“We should be monitoring every mosque. We should be monitoring all social media.”
Not the words of Donald Trump, but the words of Paul Nehlen, the man who is competing against Paul Ryan for Wisconsin’s first Congressional district.
The primary election on 9 August took on national significance last week when Mr Trump initially refused to endorse Mr Ryan, who as Speaker of the House of Representatives is the Republican Party’s most senior elected official.
And a look at Mr Nehlen’s policies explains why Mr Trump might have been impressed by the longshot outsider – and was not only motivated by his cool relationship with Mr Ryan.
In fact Mr Trump helped get Mr Nehlen’s campaign moving when he thanked him for his “kind words” on twitter.
The show of appreciation will be important for the 47-year-old, shortly before the Wisconsin Republican primary on 9 August.
His campaign has also tapped into many American’s concerns about immigration, security and terrorism.
In an interview with a Chicago radio show last week, Mr Nehlen said he still supported Mr Trump’s call to ban Muslims from entering the US.
Thanks to @pnehlen for your kind words, very much appreciated.
— Donald J. Trump (@realDonaldTrump) August 1, 2016
He said that Congress should debate deporting all Muslims, and he advocated monitoring Muslims’ places of worship and their social media.
“I’m suggesting we have a discussion about it. That’s for sure,” he said on 560 AM’s “Morning Answer” show.
His views may sound alien to some but are in lock-step with other high-profile and controversial Republicans and Trump supporters, including former house speaker Newt Gingrich, Alabama senator Jeff Sessions and former New York City mayor Rudy Giuliani.
In a campaign video on his website, Mr Nehlen, who works for a water filtration and disinfection company, talked of little girls dreaming about heir future and those dreams being destroyed by Paul Ryan’s “failure” to enforce immigration reform and secure the US border.
“Maybe she’ll be killed by an illegal immigrant in a car crash or a home invasion, or a vicious, violent assault – the kind that happens to men and women all across this country each year,” he warned.
On his twitter profile, Mr Nehlen said he is driven by “coffee and optimism”.
“I have been honoured and privileged and humbled to spend time with mothers who have lost their beautiful American children to illegal immigrant violence, enabled by sanctuary cities, which Paul Ryan has funded, and allowed in by open borders that Paul Ryan has left open,” he continued in the video.

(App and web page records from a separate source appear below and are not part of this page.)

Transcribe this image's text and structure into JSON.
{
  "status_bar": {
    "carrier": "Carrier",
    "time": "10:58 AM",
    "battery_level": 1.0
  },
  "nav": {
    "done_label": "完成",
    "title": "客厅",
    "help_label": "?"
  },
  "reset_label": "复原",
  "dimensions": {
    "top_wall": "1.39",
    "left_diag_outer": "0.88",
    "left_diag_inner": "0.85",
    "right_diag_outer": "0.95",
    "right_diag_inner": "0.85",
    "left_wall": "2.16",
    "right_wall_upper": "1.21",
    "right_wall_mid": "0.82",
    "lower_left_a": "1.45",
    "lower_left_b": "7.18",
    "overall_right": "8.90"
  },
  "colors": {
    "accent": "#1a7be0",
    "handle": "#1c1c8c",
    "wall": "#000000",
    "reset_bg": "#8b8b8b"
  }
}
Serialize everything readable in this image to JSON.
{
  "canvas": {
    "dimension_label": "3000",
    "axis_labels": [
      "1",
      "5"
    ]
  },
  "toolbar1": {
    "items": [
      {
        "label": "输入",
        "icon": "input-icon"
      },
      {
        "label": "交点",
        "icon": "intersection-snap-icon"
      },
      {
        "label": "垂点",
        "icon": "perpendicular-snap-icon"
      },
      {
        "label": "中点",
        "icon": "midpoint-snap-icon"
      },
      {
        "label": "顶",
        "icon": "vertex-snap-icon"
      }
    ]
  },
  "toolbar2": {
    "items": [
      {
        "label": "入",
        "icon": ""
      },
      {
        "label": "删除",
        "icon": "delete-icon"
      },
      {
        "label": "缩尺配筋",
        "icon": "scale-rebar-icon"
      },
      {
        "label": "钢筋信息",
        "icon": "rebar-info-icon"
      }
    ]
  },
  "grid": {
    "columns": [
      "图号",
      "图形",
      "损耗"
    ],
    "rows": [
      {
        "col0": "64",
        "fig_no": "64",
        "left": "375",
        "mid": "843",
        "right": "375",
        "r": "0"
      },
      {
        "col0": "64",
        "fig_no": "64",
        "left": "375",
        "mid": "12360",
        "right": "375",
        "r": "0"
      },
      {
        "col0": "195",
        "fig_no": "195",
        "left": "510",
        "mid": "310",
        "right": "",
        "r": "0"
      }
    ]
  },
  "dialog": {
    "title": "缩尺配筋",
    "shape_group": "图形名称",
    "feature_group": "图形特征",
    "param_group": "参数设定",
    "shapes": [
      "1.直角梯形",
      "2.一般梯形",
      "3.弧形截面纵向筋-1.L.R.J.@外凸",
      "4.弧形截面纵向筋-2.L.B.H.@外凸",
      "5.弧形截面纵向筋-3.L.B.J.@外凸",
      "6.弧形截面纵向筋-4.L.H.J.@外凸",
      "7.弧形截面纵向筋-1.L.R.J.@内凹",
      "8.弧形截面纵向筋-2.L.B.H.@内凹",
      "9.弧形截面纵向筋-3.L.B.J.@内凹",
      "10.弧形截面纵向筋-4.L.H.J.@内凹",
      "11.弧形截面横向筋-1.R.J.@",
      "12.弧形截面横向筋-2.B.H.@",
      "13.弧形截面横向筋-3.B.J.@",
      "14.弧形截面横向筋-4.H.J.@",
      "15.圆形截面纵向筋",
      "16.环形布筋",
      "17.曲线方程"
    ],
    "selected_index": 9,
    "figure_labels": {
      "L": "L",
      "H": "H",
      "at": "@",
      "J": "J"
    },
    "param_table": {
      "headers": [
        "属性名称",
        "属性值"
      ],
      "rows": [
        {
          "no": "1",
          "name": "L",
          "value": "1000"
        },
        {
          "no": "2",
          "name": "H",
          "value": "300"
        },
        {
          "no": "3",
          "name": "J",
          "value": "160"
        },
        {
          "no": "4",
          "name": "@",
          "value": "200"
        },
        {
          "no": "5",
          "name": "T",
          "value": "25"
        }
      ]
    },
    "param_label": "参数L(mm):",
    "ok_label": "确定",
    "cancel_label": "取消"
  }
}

— Paul Nehlen (@pnehlen) August 6, 2016
At a rally in Janesville, Wisconsin, at the weekend, he welcomed right-wing columnist and author Ann Coulter to the stage. Ms Coulter said the US could “save loads of money on Muslim vetting/surveillance/resettlements costs”.
Mr Ryan, although he endorsed Mr Trump, has publicly opposed the ban on Muslims as recently as June this year, some seven months after Mr Trump first proposed it after the terrorist attacksin November 2015.
Mr Trump has defended his proposal many times since November, pointing to so-called terrorist and Isis-related or inspired attacks in San Bernardino, Istanbul, Paris and Brussels.
The subject of anti-Muslim sentiment gained traction around the time of the party’s convention after Khizr and Ghazala Khan, parents of a fallen Muslim solder in the Iraq War, spoke at the Democratic National Convention and urged Mr Trump not to smear Muslims’ characters and to read the US Constitution.
On the Chicago radio show, Mr Nehlen said circumstances had changed since Humayun Khan died serving his country.
“More Muslim Americans – 20 – have been killed since 9/11 fighting for Isis than have been killed fighting for America,” he said.
Mental health research has discovered that an increasing number of America’s 3.3 million Muslims are suffering trauma due to Donald Trump’s anti-Muslim rhetoric.
A total of 89 per cent of 200 participants reported that Islamophobia during the 2016 presidential election caused “some” or “extreme” negative impact on them and their families, as reported by the Observer.